“We’d like to think the album is warm and restorative,” said singer/guitarist Scott “Yan” Wilkinson on their official site. “Various things are touched on in the words – Franciscan monks, ketamine, French female bodybuilders turned erotic movie stars. The world often seems a mad, hysterical place at the moment. You can’t really be oblivious to that, but we’d like the record to be an antidote – a nice game of cards in pleasant company.”
And how about that album title? Well, it’s another tip of the hat to Ray Bradbury, whose 1964 collection of short stories shares the same name. British Sea Power adore the late American sci-fi/fantasy author, as “Something Wicked” from their epic 2003 debut album, The Decline of British Sea Power, riffs on his 1962 novel, Something Wicked This Way Comes. “Georgie Ray,” too, pays tribute to both he and George Orwell.
The 10-song set drops on this side of the pond on April 2 in digital format via Rough Trade, with the physical format following a week later. Recently, the band shared the album title track as its first single. A magnificent stunner, really, with Martin Noble’s classic guitars and Yan’s wispy vocals which conjure up the idea that “we are a vision of extraordinary contorsion/an athletic form of home distortion.” Extraordinary to say the least.

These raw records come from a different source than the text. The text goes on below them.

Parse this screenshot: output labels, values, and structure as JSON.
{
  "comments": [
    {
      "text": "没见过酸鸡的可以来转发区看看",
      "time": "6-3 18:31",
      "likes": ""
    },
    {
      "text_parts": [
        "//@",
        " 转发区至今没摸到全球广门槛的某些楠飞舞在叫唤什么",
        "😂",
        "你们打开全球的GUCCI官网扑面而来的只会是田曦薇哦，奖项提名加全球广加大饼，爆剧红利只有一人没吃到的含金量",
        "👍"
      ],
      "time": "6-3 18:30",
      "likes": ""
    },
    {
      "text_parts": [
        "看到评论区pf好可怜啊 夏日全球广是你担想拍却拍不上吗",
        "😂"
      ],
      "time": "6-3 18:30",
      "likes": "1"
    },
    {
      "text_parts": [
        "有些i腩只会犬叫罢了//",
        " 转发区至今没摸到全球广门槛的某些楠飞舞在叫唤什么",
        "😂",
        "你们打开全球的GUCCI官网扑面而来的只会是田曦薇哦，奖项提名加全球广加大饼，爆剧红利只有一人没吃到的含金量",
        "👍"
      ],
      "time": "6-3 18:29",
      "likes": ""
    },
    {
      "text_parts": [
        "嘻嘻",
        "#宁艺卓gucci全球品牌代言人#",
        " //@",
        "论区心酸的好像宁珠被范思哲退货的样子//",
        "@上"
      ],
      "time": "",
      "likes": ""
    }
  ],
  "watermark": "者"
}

For an additional sneak peek of what’s to come, the searing guitar-driven instrumental “Monsters of Sunderland” and “K Hole” have hit the web. The latter tune has been a regular part of their sets during their Krakenhaus club nights during the last few months.